There can certainly be no distinction between a regular soldier and an Agniveer if there is a loss of life or limb. Without any condition or caveat, all physical and battle casualties must be treated at par for both groups. If an Agniveer loses his life or gets disabled, he must be re-mustered on paper and given all benefits/assistance, as applicable to others.
On the lines of corporate social responsibility, an incentive must be offered to the private sector to absorb such veterans. Similarly, we need to look beyond CAPFs and explore the possibilities of absorbing young veterans into fields related to defence research, education, skill development and so on. Slowly and steadily and over a decade or two, therefore, we will have a culture where Agnipath may become the assured route to empowerment and employment. Here, it may be worthwhile to remind the learned readers that many voices have demanded compulsory military service for the youth in the past; this scheme is a much better and more meaningful version of that concept.

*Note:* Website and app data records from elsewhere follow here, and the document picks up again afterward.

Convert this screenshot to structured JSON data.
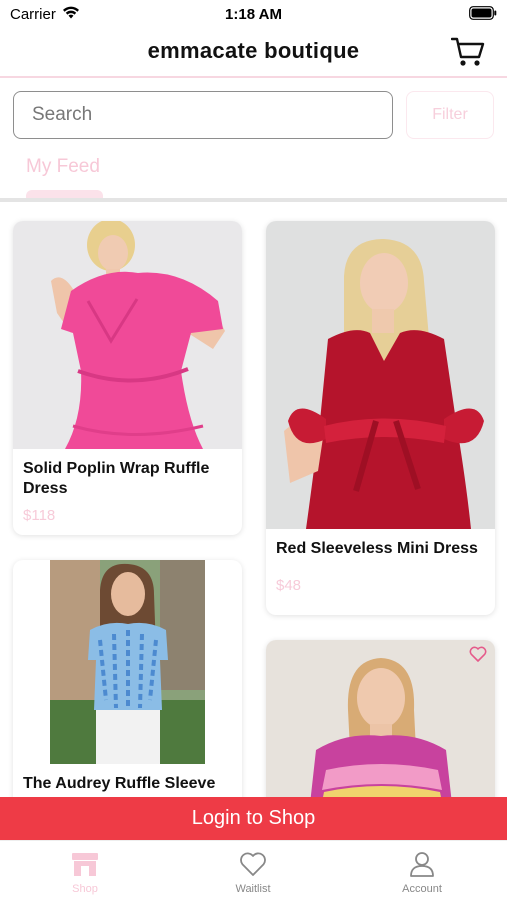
{
  "status_bar": {
    "carrier": "Carrier",
    "time": "1:18 AM"
  },
  "header": {
    "title": "emmacate boutique"
  },
  "search": {
    "placeholder": "Search",
    "filter_label": "Filter"
  },
  "tabs": {
    "my_feed": "My Feed"
  },
  "products": [
    {
      "name": "Solid Poplin Wrap Ruffle Dress",
      "price": "$118"
    },
    {
      "name": "Red Sleeveless Mini Dress",
      "price": "$48"
    },
    {
      "name": "The Audrey Ruffle Sleeve Top",
      "price": ""
    },
    {
      "name": "",
      "price": ""
    }
  ],
  "login_bar": {
    "label": "Login to Shop"
  },
  "tab_bar": {
    "shop": "Shop",
    "waitlist": "Waitlist",
    "account": "Account"
  },
  "colors": {
    "accent_pink": "#f7c8d7",
    "login_red": "#ee3b46",
    "heart_pink": "#e55a8a"
  }
}
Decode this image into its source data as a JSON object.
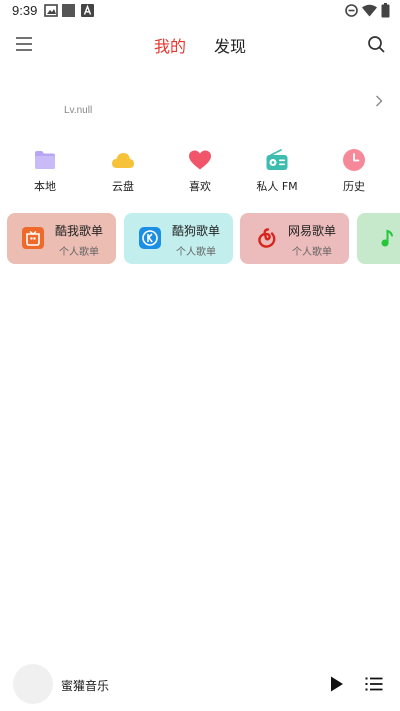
{
  "status_bar": {
    "time": "9:39",
    "icons": [
      "gallery-icon",
      "square-icon",
      "a-badge-icon",
      "do-not-disturb-icon",
      "wifi-icon",
      "battery-icon"
    ]
  },
  "header": {
    "menu_icon": "menu-icon",
    "tabs": [
      {
        "label": "我的",
        "active": true
      },
      {
        "label": "发现",
        "active": false
      }
    ],
    "search_icon": "search-icon",
    "active_color": "#e8362d"
  },
  "profile": {
    "level": "Lv.null",
    "chevron_icon": "chevron-right-icon"
  },
  "quick_nav": [
    {
      "label": "本地",
      "icon": "folder-icon",
      "color": "#b8a6f5"
    },
    {
      "label": "云盘",
      "icon": "cloud-icon",
      "color": "#f6c23a"
    },
    {
      "label": "喜欢",
      "icon": "heart-icon",
      "color": "#f0556a"
    },
    {
      "label": "私人 FM",
      "icon": "radio-icon",
      "color": "#3dbdb0"
    },
    {
      "label": "历史",
      "icon": "clock-icon",
      "color": "#f5899a"
    }
  ],
  "playlists": [
    {
      "title": "酷我歌单",
      "subtitle": "个人歌单",
      "icon": "kuwo-icon",
      "bg": "#ebbdb3"
    },
    {
      "title": "酷狗歌单",
      "subtitle": "个人歌单",
      "icon": "kugou-icon",
      "bg": "#c2eeee"
    },
    {
      "title": "网易歌单",
      "subtitle": "个人歌单",
      "icon": "netease-icon",
      "bg": "#ecbcbc"
    },
    {
      "title": "",
      "subtitle": "",
      "icon": "qq-music-icon",
      "bg": "#c6e8cb"
    }
  ],
  "player": {
    "title": "蜜獾音乐",
    "play_icon": "play-icon",
    "queue_icon": "playlist-icon"
  }
}
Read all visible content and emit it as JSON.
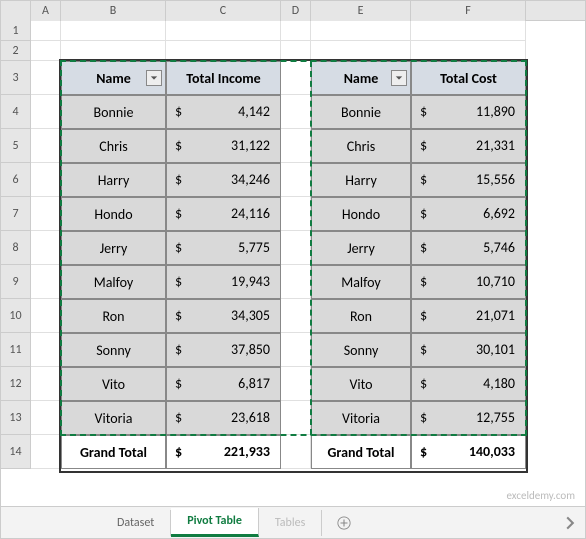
{
  "cols": [
    "A",
    "B",
    "C",
    "D",
    "E",
    "F"
  ],
  "rows": [
    "1",
    "2",
    "3",
    "4",
    "5",
    "6",
    "7",
    "8",
    "9",
    "10",
    "11",
    "12",
    "13",
    "14"
  ],
  "left": {
    "name_header": "Name",
    "value_header": "Total Income",
    "items": [
      {
        "name": "Bonnie",
        "value": "4,142"
      },
      {
        "name": "Chris",
        "value": "31,122"
      },
      {
        "name": "Harry",
        "value": "34,246"
      },
      {
        "name": "Hondo",
        "value": "24,116"
      },
      {
        "name": "Jerry",
        "value": "5,775"
      },
      {
        "name": "Malfoy",
        "value": "19,943"
      },
      {
        "name": "Ron",
        "value": "34,305"
      },
      {
        "name": "Sonny",
        "value": "37,850"
      },
      {
        "name": "Vito",
        "value": "6,817"
      },
      {
        "name": "Vitoria",
        "value": "23,618"
      }
    ],
    "total_label": "Grand Total",
    "total_value": "221,933"
  },
  "right": {
    "name_header": "Name",
    "value_header": "Total Cost",
    "items": [
      {
        "name": "Bonnie",
        "value": "11,890"
      },
      {
        "name": "Chris",
        "value": "21,331"
      },
      {
        "name": "Harry",
        "value": "15,556"
      },
      {
        "name": "Hondo",
        "value": "6,692"
      },
      {
        "name": "Jerry",
        "value": "5,746"
      },
      {
        "name": "Malfoy",
        "value": "10,710"
      },
      {
        "name": "Ron",
        "value": "21,071"
      },
      {
        "name": "Sonny",
        "value": "30,101"
      },
      {
        "name": "Vito",
        "value": "4,180"
      },
      {
        "name": "Vitoria",
        "value": "12,755"
      }
    ],
    "total_label": "Grand Total",
    "total_value": "140,033"
  },
  "currency": "$",
  "tabs": {
    "items": [
      "Dataset",
      "Pivot Table",
      "Tables"
    ],
    "active": 1
  },
  "watermark": "exceldemy.com"
}
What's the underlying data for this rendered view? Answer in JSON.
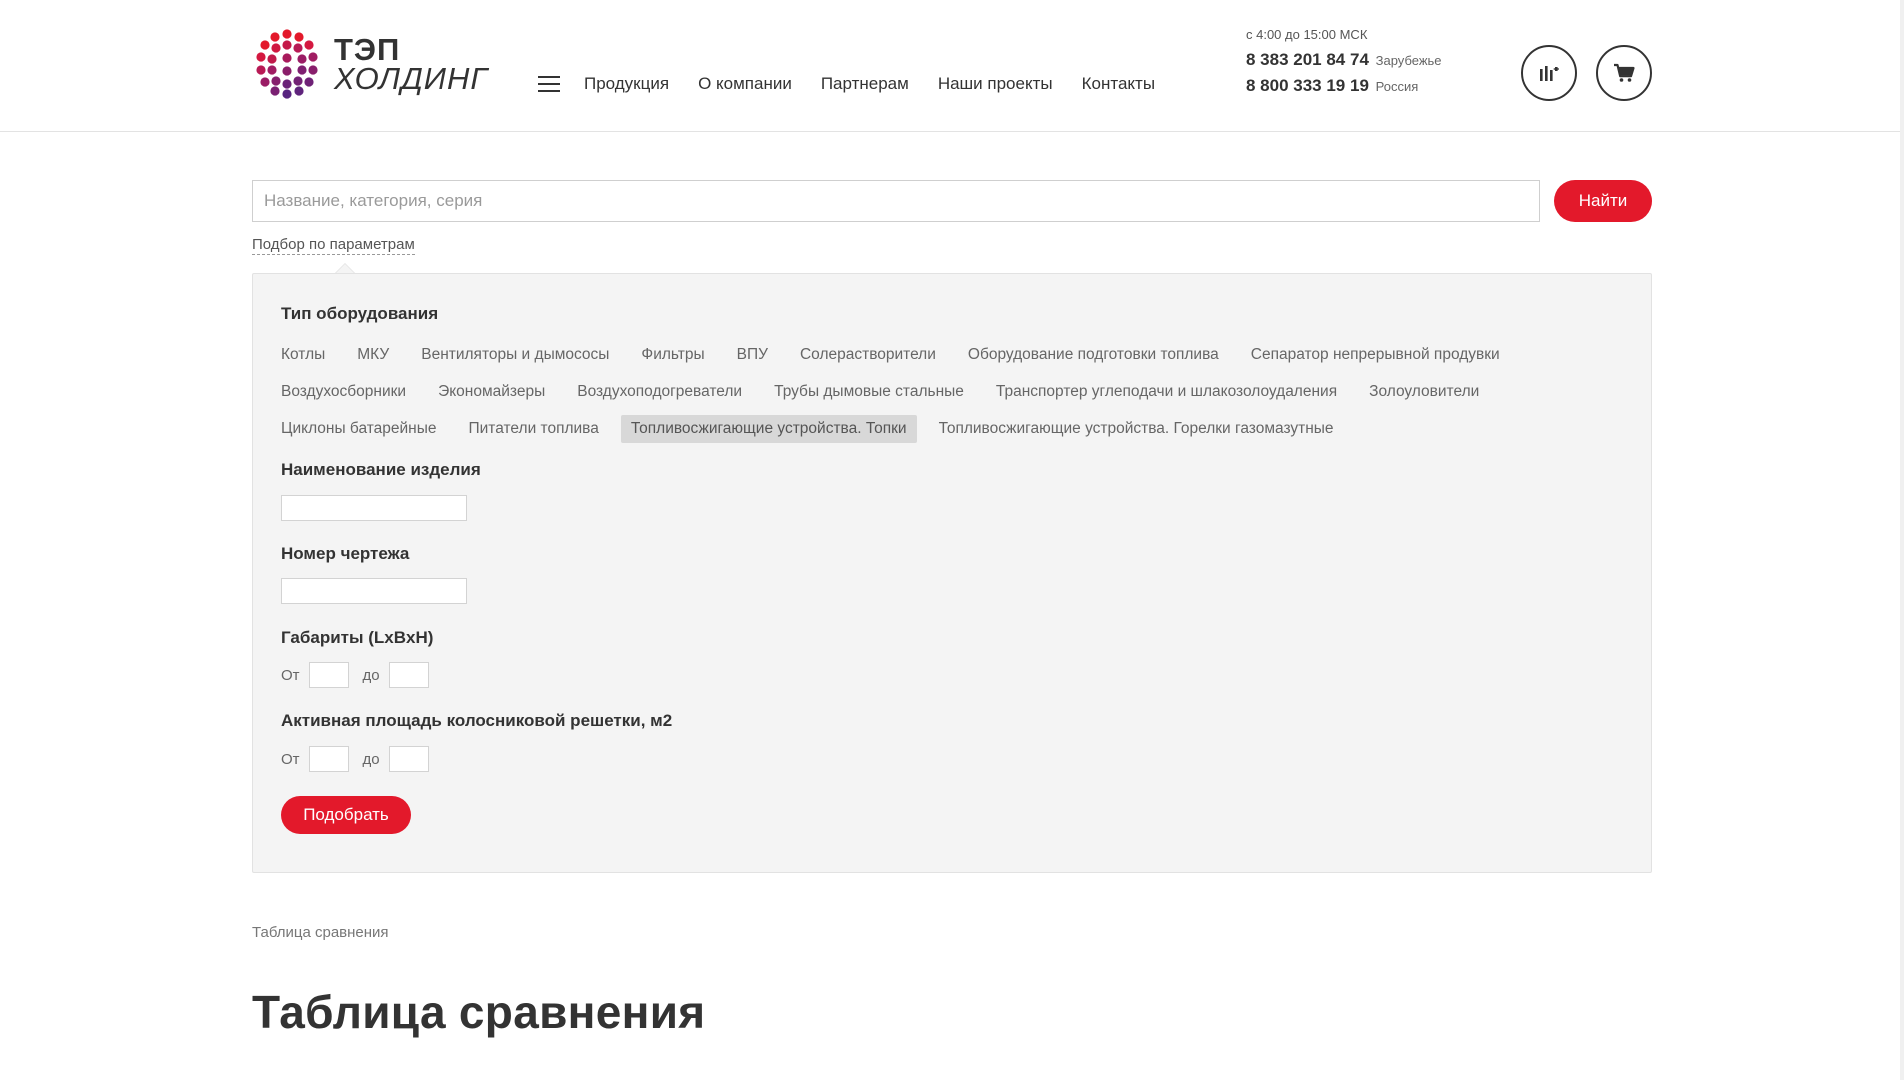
{
  "logo": {
    "line1": "ТЭП",
    "line2": "ХОЛДИНГ"
  },
  "nav": {
    "items": [
      "Продукция",
      "О компании",
      "Партнерам",
      "Наши проекты",
      "Контакты"
    ]
  },
  "contacts": {
    "hours": "с 4:00 до 15:00 МСК",
    "phone1": "8 383 201 84 74",
    "phone1_note": "Зарубежье",
    "phone2": "8 800 333 19 19",
    "phone2_note": "Россия"
  },
  "icons": {
    "menu": "hamburger-icon",
    "compare": "compare-icon",
    "cart": "cart-icon"
  },
  "search": {
    "placeholder": "Название, категория, серия",
    "value": "",
    "button": "Найти",
    "params_link": "Подбор по параметрам"
  },
  "filter": {
    "equipment_title": "Тип оборудования",
    "tag_rows": [
      [
        "Котлы",
        "МКУ",
        "Вентиляторы и дымососы",
        "Фильтры",
        "ВПУ",
        "Солерастворители",
        "Оборудование подготовки топлива",
        "Сепаратор непрерывной продувки"
      ],
      [
        "Воздухосборники",
        "Экономайзеры",
        "Воздухоподогреватели",
        "Трубы дымовые стальные",
        "Транспортер углеподачи и шлакозолоудаления",
        "Золоуловители"
      ],
      [
        "Циклоны батарейные",
        "Питатели топлива",
        "Топливосжигающие устройства. Топки",
        "Топливосжигающие устройства. Горелки газомазутные"
      ]
    ],
    "active_tag": "Топливосжигающие устройства. Топки",
    "name_title": "Наименование изделия",
    "drawing_title": "Номер чертежа",
    "size_title": "Габариты (LxBxH)",
    "area_title": "Активная площадь колосниковой решетки, м2",
    "from_label": "От",
    "to_label": "до",
    "apply_button": "Подобрать"
  },
  "breadcrumb": "Таблица сравнения",
  "page_title": "Таблица сравнения",
  "colors": {
    "accent": "#e3192b",
    "text": "#333333",
    "panel": "#f4f4f4"
  }
}
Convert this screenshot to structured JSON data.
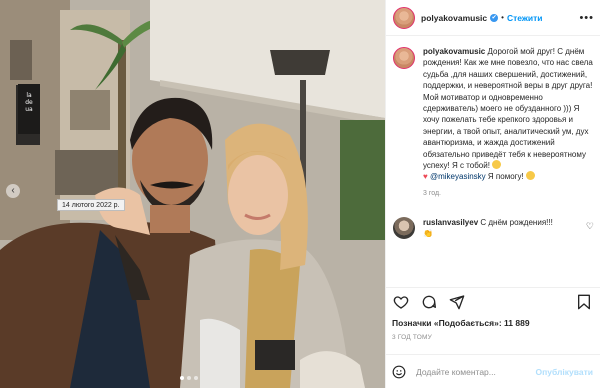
{
  "post": {
    "username": "polyakovamusic",
    "verified_mark": "✔",
    "separator": "•",
    "follow_label": "Стежити",
    "more_label": "•••"
  },
  "caption": {
    "username": "polyakovamusic",
    "text_1": "Дорогой мой друг! С днём рождения! Как же мне повезло, что нас свела судьба ,для наших свершений, достижений, поддержки, и невероятной веры в друг друга! Мой мотиватор и одновременно сдерживатель) моего не обузданного ))) Я хочу пожелать тебе крепкого здоровья и энергии, а твой опыт, аналитический ум, дух авантюризма, и жажда достижений обязательно приведёт тебя к невероятному успеху! Я с тобой!",
    "heart": "♥",
    "mention": "@mikeyasinsky",
    "text_2": "Я помогу!",
    "time_ago": "3 год."
  },
  "tooltip": {
    "date": "14 лютого 2022 р."
  },
  "comment": {
    "username": "ruslanvasilyev",
    "text": "С днём рождения!!!",
    "emoji": "👏",
    "like_icon": "♡"
  },
  "engagement": {
    "likes_text": "Позначки «Подобається»: 11 889",
    "posted_ago": "3 ГОД ТОМУ"
  },
  "composer": {
    "placeholder": "Додайте коментар...",
    "publish_label": "Опублікувати"
  },
  "photo": {
    "nav_prev": "‹",
    "sign_text": "la\nde\nua",
    "slide_count": 3,
    "active_slide": 1
  },
  "colors": {
    "accent": "#0095f6",
    "like": "#ed4956",
    "verified": "#3897f0",
    "muted": "#8e8e8e"
  },
  "icons": [
    "heart-icon",
    "comment-icon",
    "share-icon",
    "bookmark-icon",
    "emoji-icon",
    "more-icon"
  ]
}
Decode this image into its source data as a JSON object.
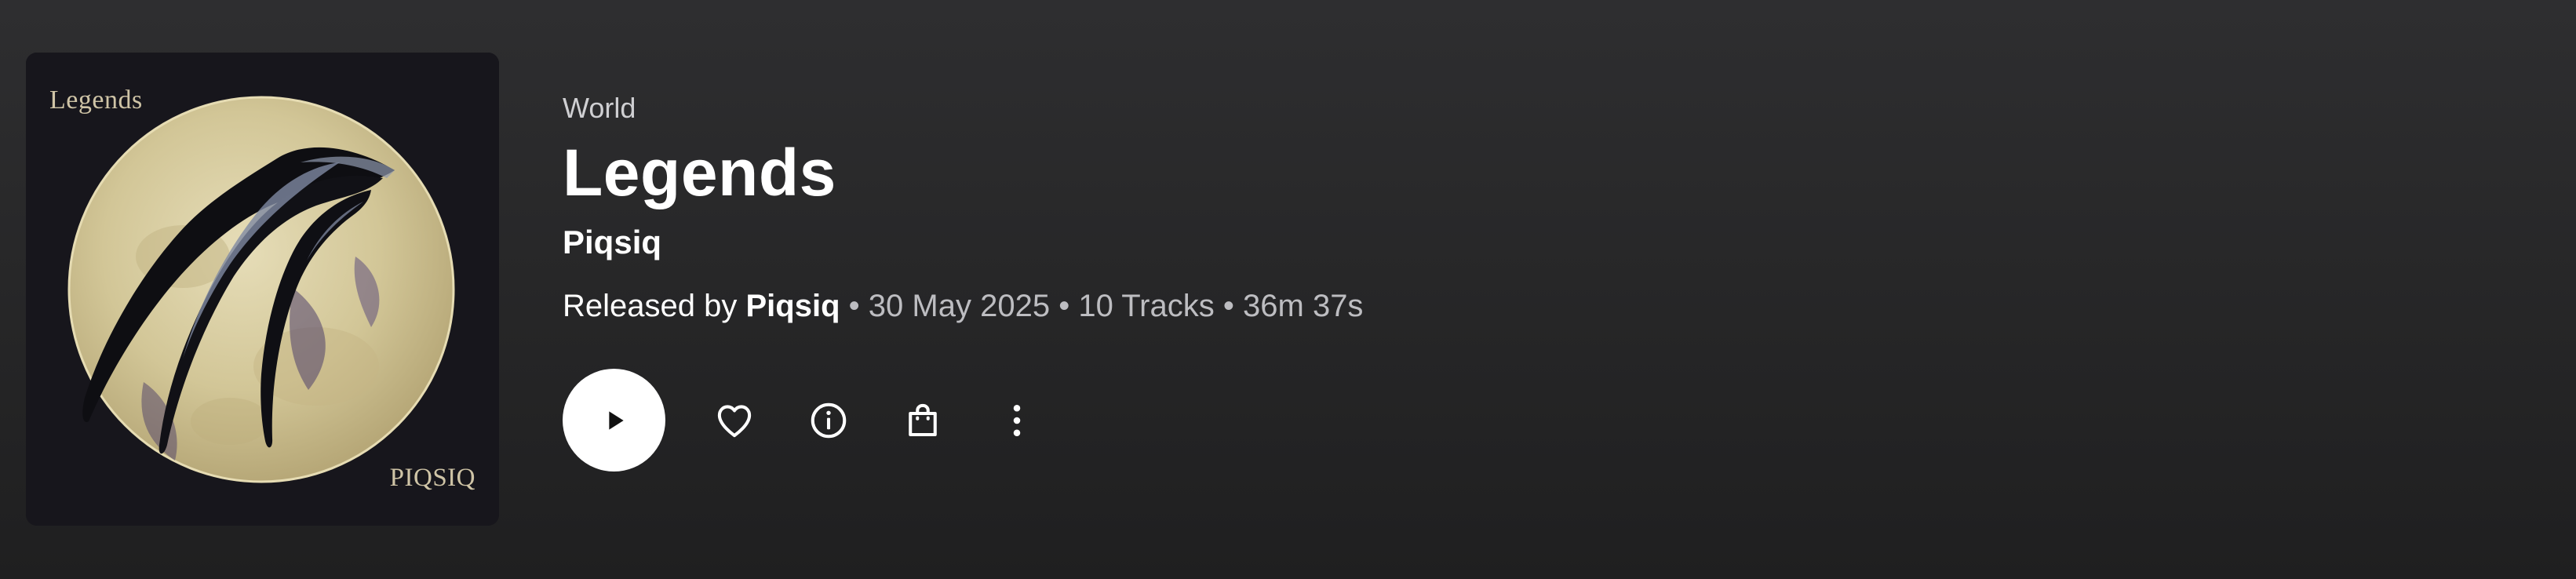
{
  "album": {
    "genre": "World",
    "title": "Legends",
    "artist": "Piqsiq",
    "cover": {
      "top_text": "Legends",
      "bottom_text": "PIQSIQ"
    },
    "meta": {
      "released_by_prefix": "Released by",
      "released_by_name": "Piqsiq",
      "separator": "•",
      "release_date": "30 May 2025",
      "tracks": "10 Tracks",
      "duration": "36m 37s"
    }
  },
  "actions": {
    "play_icon": "play-icon",
    "favorite_icon": "heart-icon",
    "info_icon": "info-icon",
    "buy_icon": "shopping-bag-icon",
    "more_icon": "more-vertical-icon"
  },
  "colors": {
    "background_top": "#2e2e30",
    "background_bottom": "#1f1f20",
    "text_primary": "#ffffff",
    "text_secondary": "#bdbdc1",
    "play_button": "#ffffff"
  }
}
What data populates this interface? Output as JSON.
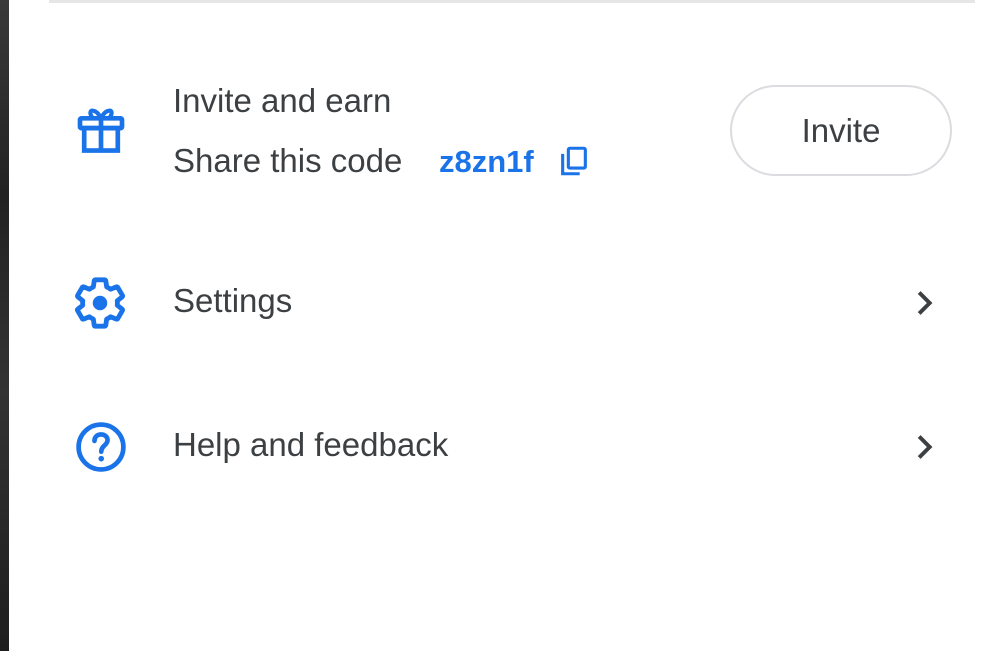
{
  "invite": {
    "title": "Invite and earn",
    "share_label": "Share this code",
    "code": "z8zn1f",
    "button_label": "Invite",
    "icon": "gift-icon"
  },
  "menu": {
    "items": [
      {
        "label": "Settings",
        "icon": "gear-icon"
      },
      {
        "label": "Help and feedback",
        "icon": "help-icon"
      }
    ]
  },
  "colors": {
    "accent": "#1a73e8",
    "text": "#3c4043",
    "border": "#dadce0"
  }
}
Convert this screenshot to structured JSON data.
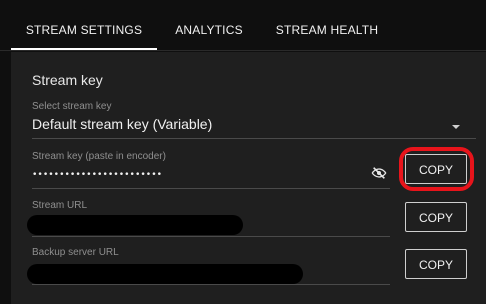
{
  "tabs": [
    {
      "label": "STREAM SETTINGS",
      "active": true
    },
    {
      "label": "ANALYTICS",
      "active": false
    },
    {
      "label": "STREAM HEALTH",
      "active": false
    }
  ],
  "stream_key_section": {
    "title": "Stream key",
    "select_label": "Select stream key",
    "select_value": "Default stream key (Variable)",
    "key_label": "Stream key (paste in encoder)",
    "key_value_masked": "••••••••••••••••••••••••",
    "url_label": "Stream URL",
    "backup_label": "Backup server URL",
    "copy_label": "COPY"
  },
  "icons": {
    "visibility_toggle": "eye-slash-icon",
    "dropdown": "chevron-down-icon"
  },
  "colors": {
    "background": "#0f0f0f",
    "panel": "#1f1f1f",
    "highlight": "#e8141b"
  }
}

Last but not least, the government must stand up and show the world that no discrimination or appeasement is involved in this scheme. One of the two most important reasons to implement this scheme is the revenue (largely salary and pension) budget. It is a fact that this component consumes more than 65% of the defence budget allocations. To that extent, the thought behind the scheme is plausible (and then there are other reasons like younger age profile, inoculating discipline in the streets and saving training costs of CAPFs etc.). But it is equally important to acknowledge that almost 45% of the salary and pension budget goes to the defence civilians who work and retire from defence establishments. It would, thus, be logical to cut down on that component too. And that leads us to the compulsion to have a similar engagement for the civilian defence employees. However, if the scheme is applied only to one-half of the affected segment, it will send a wrong message to the soldiers and society alike.
Change is the only constant. Future wars will be fought through a ‘whole of the nation’ approach. This scheme is a step towards that mission. Good, bad or ugly may depend on the perception, but the fact remains that this scheme is here to stay. And when more than one lakh applications are received during the first four days of the first recruitment (in the Indian Air Force) being advertised under the scheme, the importance of preference of using the front windscreen over the rear view mirror becomes obvious. A nation on the move has to look ahead and there is no other choice!
(Author is a military historian and a successful entrepreneur. He is a Founder Trustee of the Military History Research Society ®, India)